If I say I am allergic to avocados. I go out to eat and there are free chips and guacamole and only have a little bit of it, what does that do

1. Allergies are tricky - some people have a threshold, aka they can be exposed to a small amount of something and not have a big reaction. So I could eat maybe a tablespoon of avocado before I start getting itchy. This does not mean I am not allergic, it just means I have a higher threshold than someone who's throat would close up if they had a very small amount. 

2. Ok, allergies are not universally similar, but we are all using this same word. So what happens then socially when I don't want slices of avocado in my tacos, but I do want to have a little guacamole?
Here is the trouble. People who are very reactive, or have little to no threshold for avocados, may get really angry when I order food and use the term "allergic" because if a waiter hears me say allergic, but sees me then eat the food I said I can't eat - invoking images of ambulances and lawsuits - perhaps she is going to take the next person a lot less seriously. 

3. What happens when people need to avoid a food, but don't have a word like allergic? Ding, ding, ding - celiac disease! I am technically not allergic to gluten - I do not have a histamine reaction - I have an autoimmune response. They are different, but in the interest of not getting violently ill, not wanting to spend 10 minutes educating waitstaff making $2.63 an hour, I use a shortcut: gluten allergy. People do this all the time. Linguistic shortcuts are awesome! Getting your point across quickly and clearly is wonderful and really important. 

Back to the article...
Strauss highlights a current problem in the U.S. with gluten-free being a food trend. Popularizing gluten-free replacement foods (breads, pizza, cookies, etc.) is a double-edge sword. It is awesome to have more options. Truly it is way better than 5 years ago. But as she points out, with the increase in options, there is a quagmire of problems. Crumbs are a huge problem. Here is the thing - crumbs are only a huge problem for people who are allergic or who have celiac disease - they are not a huge problem for people who are trying to avoid gluten for other reasons. But we are all still using the same language. We are all still trying to quickly convey "hey I don't want/can't have gluten in my food, so don't put it there, ok, no really, no gluten" in a fast, efficient manor. So whether saying avocado allergy, or gluten allergy, people are using the word allergy as a short-hand for don't put _____ in my food. 

But what about those pesky crumbs?
If you are on the Gwenth fad-diet of avoid gluten, crumbs are not going to hurt you - and you likely will never know that your food was not prepared to your specifications. If you have an allergy, or celiac disease you will know. 
Gwenth orders gluten free, the cooks and staff can get it right or get it wrong and if you don't have a reaction - no one is going to know. 
Here is the problem.
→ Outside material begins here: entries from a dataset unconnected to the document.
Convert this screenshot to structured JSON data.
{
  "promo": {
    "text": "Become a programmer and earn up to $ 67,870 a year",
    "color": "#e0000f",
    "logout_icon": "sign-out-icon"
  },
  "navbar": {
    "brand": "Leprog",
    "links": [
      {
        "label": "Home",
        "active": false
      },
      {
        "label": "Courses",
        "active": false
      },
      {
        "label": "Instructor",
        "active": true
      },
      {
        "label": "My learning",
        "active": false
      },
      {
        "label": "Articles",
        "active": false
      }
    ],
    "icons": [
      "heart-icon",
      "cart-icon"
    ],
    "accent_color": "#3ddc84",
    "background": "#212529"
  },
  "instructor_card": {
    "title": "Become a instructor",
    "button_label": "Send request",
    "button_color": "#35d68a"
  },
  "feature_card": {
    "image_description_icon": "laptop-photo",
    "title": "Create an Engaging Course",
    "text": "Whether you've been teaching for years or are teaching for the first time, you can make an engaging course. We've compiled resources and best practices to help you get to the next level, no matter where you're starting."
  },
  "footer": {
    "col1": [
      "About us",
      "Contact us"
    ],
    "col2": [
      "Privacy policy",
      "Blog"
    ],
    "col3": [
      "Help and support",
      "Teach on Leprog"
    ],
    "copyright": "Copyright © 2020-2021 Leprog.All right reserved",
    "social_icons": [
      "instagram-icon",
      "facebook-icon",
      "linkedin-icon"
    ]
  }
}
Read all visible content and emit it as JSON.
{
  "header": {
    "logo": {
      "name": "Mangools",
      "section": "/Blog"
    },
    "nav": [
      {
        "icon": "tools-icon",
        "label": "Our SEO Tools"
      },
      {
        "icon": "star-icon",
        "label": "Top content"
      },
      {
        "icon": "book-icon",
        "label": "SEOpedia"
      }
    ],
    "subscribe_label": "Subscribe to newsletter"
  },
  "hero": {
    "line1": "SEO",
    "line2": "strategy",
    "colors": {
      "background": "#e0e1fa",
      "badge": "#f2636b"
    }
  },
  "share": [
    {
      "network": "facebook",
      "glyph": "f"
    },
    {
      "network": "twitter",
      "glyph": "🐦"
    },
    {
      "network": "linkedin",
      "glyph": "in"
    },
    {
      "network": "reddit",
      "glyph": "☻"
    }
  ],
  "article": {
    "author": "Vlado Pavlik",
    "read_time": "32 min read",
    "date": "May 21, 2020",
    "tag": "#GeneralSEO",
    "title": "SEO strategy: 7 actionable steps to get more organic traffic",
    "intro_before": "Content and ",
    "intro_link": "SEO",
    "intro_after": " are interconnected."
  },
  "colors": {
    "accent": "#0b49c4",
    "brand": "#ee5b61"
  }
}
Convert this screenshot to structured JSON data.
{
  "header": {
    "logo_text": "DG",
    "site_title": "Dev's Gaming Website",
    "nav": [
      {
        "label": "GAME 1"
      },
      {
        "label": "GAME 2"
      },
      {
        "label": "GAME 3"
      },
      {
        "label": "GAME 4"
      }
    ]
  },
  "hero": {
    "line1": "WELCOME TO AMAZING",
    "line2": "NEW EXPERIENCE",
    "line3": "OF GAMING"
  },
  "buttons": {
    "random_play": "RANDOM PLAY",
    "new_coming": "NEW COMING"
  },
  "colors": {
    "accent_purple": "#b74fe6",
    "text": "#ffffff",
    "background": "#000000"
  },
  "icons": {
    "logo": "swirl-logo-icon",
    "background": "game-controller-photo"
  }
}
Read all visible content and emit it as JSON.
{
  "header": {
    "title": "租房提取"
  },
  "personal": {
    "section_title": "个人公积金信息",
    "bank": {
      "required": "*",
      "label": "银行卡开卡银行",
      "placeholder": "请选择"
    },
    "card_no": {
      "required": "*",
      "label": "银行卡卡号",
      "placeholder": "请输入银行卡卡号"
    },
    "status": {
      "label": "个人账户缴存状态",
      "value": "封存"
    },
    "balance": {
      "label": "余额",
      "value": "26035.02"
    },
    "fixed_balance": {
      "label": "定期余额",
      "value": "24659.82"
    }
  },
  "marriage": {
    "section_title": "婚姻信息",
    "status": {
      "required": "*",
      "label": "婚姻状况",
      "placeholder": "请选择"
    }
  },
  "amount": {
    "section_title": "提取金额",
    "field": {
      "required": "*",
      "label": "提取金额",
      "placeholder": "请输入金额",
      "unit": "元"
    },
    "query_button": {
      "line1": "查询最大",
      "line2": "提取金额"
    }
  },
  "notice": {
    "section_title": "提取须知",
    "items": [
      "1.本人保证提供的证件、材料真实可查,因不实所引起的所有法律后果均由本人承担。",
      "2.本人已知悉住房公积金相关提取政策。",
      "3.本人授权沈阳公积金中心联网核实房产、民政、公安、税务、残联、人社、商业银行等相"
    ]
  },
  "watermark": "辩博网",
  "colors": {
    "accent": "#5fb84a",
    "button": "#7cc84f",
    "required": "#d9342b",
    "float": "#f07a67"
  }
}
The next person who requests a gluten-free meal, and the cooks and staff do exactly what they did for Gwenth, but the customer is actually allergic and those few crumbs can be a big problem. 

I get it, I get frustrated too. I cannot stand when the gluten-free bakery option is on the bottom shelf, with crumbs falling on it from the gluten-filled options above it. As gluten-free has become trendy, it is harder to be able to clearly relay no, seriously do not feed be even a small amount of gluten, to servers. I feel Strauss's pain because I live with it. 

*For the record, I am not allergic to avocados. That would be a bummer because they are delicious. 

1 comment:

  1. thank you! I wanted to SCREAM when I read her blog post.